Data in this exercise:
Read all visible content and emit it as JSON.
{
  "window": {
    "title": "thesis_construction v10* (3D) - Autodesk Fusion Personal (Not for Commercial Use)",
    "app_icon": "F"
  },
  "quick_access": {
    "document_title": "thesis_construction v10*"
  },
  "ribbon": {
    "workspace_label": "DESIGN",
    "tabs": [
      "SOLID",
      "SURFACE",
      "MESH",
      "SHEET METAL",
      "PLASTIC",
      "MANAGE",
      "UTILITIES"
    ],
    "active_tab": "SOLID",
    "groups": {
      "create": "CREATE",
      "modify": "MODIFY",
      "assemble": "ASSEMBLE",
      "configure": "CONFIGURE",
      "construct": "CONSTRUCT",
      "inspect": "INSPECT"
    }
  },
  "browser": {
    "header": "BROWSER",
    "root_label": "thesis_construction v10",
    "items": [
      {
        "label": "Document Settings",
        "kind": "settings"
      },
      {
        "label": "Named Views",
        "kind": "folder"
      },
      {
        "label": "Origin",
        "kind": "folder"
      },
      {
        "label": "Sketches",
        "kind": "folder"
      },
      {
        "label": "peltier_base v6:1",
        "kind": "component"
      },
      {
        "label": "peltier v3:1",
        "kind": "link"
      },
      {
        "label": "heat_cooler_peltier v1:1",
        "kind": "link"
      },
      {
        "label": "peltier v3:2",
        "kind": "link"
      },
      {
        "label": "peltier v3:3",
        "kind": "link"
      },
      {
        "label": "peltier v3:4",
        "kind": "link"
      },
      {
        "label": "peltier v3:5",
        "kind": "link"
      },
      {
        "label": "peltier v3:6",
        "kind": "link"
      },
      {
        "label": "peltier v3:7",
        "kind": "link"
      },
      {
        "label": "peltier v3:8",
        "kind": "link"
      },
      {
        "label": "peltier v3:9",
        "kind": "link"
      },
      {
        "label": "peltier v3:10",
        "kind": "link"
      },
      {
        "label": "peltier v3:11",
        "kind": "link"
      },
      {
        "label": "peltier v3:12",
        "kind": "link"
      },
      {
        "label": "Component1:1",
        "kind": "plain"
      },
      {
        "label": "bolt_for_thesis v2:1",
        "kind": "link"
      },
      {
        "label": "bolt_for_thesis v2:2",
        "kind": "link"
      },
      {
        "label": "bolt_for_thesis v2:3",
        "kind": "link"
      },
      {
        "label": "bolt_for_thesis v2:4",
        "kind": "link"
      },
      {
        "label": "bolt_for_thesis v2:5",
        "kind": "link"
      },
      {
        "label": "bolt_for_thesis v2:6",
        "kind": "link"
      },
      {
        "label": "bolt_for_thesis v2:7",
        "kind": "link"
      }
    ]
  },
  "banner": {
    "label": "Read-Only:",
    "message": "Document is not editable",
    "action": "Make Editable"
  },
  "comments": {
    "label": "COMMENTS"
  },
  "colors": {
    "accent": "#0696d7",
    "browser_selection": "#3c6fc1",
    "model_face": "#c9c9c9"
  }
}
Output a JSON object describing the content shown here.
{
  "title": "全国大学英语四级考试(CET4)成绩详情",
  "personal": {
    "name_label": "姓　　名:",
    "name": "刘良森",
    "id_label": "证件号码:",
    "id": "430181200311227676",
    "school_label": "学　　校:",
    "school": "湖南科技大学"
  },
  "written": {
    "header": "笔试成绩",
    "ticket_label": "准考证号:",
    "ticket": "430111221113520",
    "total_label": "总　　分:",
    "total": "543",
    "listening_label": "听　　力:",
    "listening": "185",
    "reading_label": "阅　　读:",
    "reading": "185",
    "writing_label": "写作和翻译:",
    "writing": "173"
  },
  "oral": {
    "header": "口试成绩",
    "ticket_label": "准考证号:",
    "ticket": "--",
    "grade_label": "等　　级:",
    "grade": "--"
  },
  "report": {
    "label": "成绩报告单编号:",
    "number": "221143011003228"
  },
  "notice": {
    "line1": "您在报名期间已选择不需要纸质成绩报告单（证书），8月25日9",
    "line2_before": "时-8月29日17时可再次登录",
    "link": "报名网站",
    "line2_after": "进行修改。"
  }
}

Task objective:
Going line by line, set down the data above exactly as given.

Exercise answer:
Read all visible content and emit it as JSON.
{
  "window": {
    "title": "thesis_construction v10* (3D) - Autodesk Fusion Personal (Not for Commercial Use)",
    "app_icon": "F"
  },
  "quick_access": {
    "document_title": "thesis_construction v10*"
  },
  "ribbon": {
    "workspace_label": "DESIGN",
    "tabs": [
      "SOLID",
      "SURFACE",
      "MESH",
      "SHEET METAL",
      "PLASTIC",
      "MANAGE",
      "UTILITIES"
    ],
    "active_tab": "SOLID",
    "groups": {
      "create": "CREATE",
      "modify": "MODIFY",
      "assemble": "ASSEMBLE",
      "configure": "CONFIGURE",
      "construct": "CONSTRUCT",
      "inspect": "INSPECT"
    }
  },
  "browser": {
    "header": "BROWSER",
    "root_label": "thesis_construction v10",
    "items": [
      {
        "label": "Document Settings",
        "kind": "settings"
      },
      {
        "label": "Named Views",
        "kind": "folder"
      },
      {
        "label": "Origin",
        "kind": "folder"
      },
      {
        "label": "Sketches",
        "kind": "folder"
      },
      {
        "label": "peltier_base v6:1",
        "kind": "component"
      },
      {
        "label": "peltier v3:1",
        "kind": "link"
      },
      {
        "label": "heat_cooler_peltier v1:1",
        "kind": "link"
      },
      {
        "label": "peltier v3:2",
        "kind": "link"
      },
      {
        "label": "peltier v3:3",
        "kind": "link"
      },
      {
        "label": "peltier v3:4",
        "kind": "link"
      },
      {
        "label": "peltier v3:5",
        "kind": "link"
      },
      {
        "label": "peltier v3:6",
        "kind": "link"
      },
      {
        "label": "peltier v3:7",
        "kind": "link"
      },
      {
        "label": "peltier v3:8",
        "kind": "link"
      },
      {
        "label": "peltier v3:9",
        "kind": "link"
      },
      {
        "label": "peltier v3:10",
        "kind": "link"
      },
      {
        "label": "peltier v3:11",
        "kind": "link"
      },
      {
        "label": "peltier v3:12",
        "kind": "link"
      },
      {
        "label": "Component1:1",
        "kind": "plain"
      },
      {
        "label": "bolt_for_thesis v2:1",
        "kind": "link"
      },
      {
        "label": "bolt_for_thesis v2:2",
        "kind": "link"
      },
      {
        "label": "bolt_for_thesis v2:3",
        "kind": "link"
      },
      {
        "label": "bolt_for_thesis v2:4",
        "kind": "link"
      },
      {
        "label": "bolt_for_thesis v2:5",
        "kind": "link"
      },
      {
        "label": "bolt_for_thesis v2:6",
        "kind": "link"
      },
      {
        "label": "bolt_for_thesis v2:7",
        "kind": "link"
      }
    ]
  },
  "banner": {
    "label": "Read-Only:",
    "message": "Document is not editable",
    "action": "Make Editable"
  },
  "comments": {
    "label": "COMMENTS"
  },
  "colors": {
    "accent": "#0696d7",
    "browser_selection": "#3c6fc1",
    "model_face": "#c9c9c9"
  }
}
Output a JSON object describing the content shown here.
{
  "title": "全国大学英语四级考试(CET4)成绩详情",
  "personal": {
    "name_label": "姓　　名:",
    "name": "刘良森",
    "id_label": "证件号码:",
    "id": "430181200311227676",
    "school_label": "学　　校:",
    "school": "湖南科技大学"
  },
  "written": {
    "header": "笔试成绩",
    "ticket_label": "准考证号:",
    "ticket": "430111221113520",
    "total_label": "总　　分:",
    "total": "543",
    "listening_label": "听　　力:",
    "listening": "185",
    "reading_label": "阅　　读:",
    "reading": "185",
    "writing_label": "写作和翻译:",
    "writing": "173"
  },
  "oral": {
    "header": "口试成绩",
    "ticket_label": "准考证号:",
    "ticket": "--",
    "grade_label": "等　　级:",
    "grade": "--"
  },
  "report": {
    "label": "成绩报告单编号:",
    "number": "221143011003228"
  },
  "notice": {
    "line1": "您在报名期间已选择不需要纸质成绩报告单（证书），8月25日9",
    "line2_before": "时-8月29日17时可再次登录",
    "link": "报名网站",
    "line2_after": "进行修改。"
  }
}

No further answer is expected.